The US seems to revel in the geopolitical advantages that come with its tech titans’ unbridled access to the global digital markets. In terms of domestic digital sovereignty, the American constitution protects the corporate autonomy of Big Tech despite spirited government efforts to break them down. In June a US court shot down a government attempt to break up Facebook on account of its alleged violation of competition laws.
As the digital sphere increasingly occupies an ever more important place in Africa’s socioeconomic landscape the continent cannot afford to stand outside the debate on digital sovereignty. To safeguard its data assets and enhance its digital sovereignty and economy, Africa must formulate effective regulatory and legislative mechanisms. Already 25 African countries have passed online consumer legislation, 39 have cybercrime laws, 27 have data protection and privacy and 33 have e-transactions laws. While this is encouraging, it still means most countries lack comprehensive legislation on their digital spaces.
SA is looking to lead the way, having produced a comprehensive draft national policy on data and cloud, which proposes a multidimensional approach to digital sovereignty and self-determination. The policy issues addressed in the draft, such as competition and trade, cybersecurity, localisation and cross border data transfer, and skills and capacity development, all seek to promote SA’s digital sovereignty.
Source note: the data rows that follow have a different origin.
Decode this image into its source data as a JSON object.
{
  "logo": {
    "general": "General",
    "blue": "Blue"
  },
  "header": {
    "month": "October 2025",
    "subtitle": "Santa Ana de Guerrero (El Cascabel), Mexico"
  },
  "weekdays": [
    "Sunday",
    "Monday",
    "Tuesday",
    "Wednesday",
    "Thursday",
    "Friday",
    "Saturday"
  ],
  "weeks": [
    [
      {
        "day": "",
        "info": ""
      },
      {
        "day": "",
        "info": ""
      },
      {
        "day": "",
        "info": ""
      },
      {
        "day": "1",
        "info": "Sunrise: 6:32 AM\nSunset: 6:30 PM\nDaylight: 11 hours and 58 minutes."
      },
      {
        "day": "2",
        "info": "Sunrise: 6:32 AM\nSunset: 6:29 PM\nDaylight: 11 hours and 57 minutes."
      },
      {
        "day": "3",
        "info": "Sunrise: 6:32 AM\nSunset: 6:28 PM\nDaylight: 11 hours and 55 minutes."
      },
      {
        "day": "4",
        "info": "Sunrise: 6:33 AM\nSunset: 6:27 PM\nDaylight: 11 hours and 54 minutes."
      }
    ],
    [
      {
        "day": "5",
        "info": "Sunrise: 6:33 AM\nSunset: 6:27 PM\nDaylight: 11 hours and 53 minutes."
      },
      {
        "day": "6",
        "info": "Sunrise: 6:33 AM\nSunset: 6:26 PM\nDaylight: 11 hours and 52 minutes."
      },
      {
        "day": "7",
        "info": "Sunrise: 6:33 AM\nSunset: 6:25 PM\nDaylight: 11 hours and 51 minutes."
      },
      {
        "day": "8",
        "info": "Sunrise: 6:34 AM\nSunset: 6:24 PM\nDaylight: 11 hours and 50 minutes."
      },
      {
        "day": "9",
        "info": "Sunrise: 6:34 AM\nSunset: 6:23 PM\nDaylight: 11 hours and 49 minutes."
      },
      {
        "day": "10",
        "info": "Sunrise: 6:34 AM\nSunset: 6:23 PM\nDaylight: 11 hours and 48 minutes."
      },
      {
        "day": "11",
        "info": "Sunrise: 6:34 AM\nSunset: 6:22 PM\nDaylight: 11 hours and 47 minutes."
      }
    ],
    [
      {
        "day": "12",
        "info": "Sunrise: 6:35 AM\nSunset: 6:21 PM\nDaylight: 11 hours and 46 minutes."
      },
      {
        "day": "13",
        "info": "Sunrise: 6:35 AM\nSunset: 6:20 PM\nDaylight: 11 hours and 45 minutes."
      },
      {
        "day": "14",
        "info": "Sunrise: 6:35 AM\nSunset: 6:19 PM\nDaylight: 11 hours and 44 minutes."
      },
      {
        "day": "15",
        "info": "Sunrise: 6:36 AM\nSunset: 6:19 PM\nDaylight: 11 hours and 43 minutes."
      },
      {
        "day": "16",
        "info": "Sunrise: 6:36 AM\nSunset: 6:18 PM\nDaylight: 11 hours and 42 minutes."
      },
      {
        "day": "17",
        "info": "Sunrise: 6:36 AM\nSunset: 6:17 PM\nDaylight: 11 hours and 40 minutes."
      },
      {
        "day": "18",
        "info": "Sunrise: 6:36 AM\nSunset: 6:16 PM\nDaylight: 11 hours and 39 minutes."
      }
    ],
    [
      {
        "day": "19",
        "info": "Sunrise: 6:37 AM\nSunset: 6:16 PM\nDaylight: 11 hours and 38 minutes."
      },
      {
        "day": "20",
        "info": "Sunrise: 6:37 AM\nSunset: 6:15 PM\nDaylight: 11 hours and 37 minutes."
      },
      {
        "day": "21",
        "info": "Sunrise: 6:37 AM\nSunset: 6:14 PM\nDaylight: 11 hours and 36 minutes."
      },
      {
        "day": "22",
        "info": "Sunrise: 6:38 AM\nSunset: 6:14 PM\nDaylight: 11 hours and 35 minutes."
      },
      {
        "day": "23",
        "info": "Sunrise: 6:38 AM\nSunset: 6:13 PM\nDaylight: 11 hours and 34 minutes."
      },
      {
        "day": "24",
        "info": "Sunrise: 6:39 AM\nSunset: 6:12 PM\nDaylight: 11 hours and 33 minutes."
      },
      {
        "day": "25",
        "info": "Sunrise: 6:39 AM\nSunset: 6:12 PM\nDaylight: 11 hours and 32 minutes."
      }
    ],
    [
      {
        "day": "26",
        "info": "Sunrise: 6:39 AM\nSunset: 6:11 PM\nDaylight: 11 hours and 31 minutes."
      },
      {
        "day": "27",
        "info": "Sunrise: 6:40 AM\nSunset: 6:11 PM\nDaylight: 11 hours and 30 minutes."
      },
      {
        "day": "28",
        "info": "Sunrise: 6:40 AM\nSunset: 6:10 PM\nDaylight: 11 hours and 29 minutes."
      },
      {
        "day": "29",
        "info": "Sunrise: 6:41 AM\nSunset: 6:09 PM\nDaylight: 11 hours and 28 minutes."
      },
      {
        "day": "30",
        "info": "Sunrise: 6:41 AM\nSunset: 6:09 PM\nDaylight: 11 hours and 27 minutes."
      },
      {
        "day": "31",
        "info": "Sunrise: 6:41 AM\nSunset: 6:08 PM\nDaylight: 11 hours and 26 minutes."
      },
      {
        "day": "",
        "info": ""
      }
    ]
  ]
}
Senegal recently moved all of its government data to a new national data centre, which will ensure the country has full control and ownership of its data. At the continental level, the AU’s digital transformation strategy (2020-2030) is firmly on the side of digital sovereignty as it commits to “ensure Africa’s ownership of modern tools of digital management.” At the global level, the majority of African countries supported a UN resolution countering the use of information and communication technologies sponsored by China and Russia in 2019. The resolution seeks to shape global norms towards the precedence of national sovereignty in the cyberspace. If the foregoing is anything to go by, then Africa is fully aware of the strategic value of digital sovereignty.
However, with only 1% of the world’s data centres, and most of them foreign-owned, Africa does not have the capacity to store, process and control its data. This means Africa’s data is harvested and exploited by Big Tech, with little benefit for the continent. Some of the key stakeholders that can help African countries realise their aspirations for data sovereignty are the telecom carriers. Africa has huge carriers that dominate the continent, such as MTN, Orange, Vodacom, Etisalat, Airtel, Safaricom, Econet and Glocom.
One of Econet’s subsidiary companies, the Africa Data Centres plans to add more data centres to the five it already has in SA, Kenya, Rwanda and Nigeria. Vodacom has recently partnered with Digital Parks Africa to build large-scale data centres to serve the growing demand for digital services. As the ICT leaders in the continent, telecom carriers can partner with governments to accelerate the building of data centres across Africa to maintain the storage, processing, and analysis of African data on African soil.
This will not only add more value to Africa’s digital economy but also ensure that sensitive African data is safe and not exploited in ways that can undermine its security.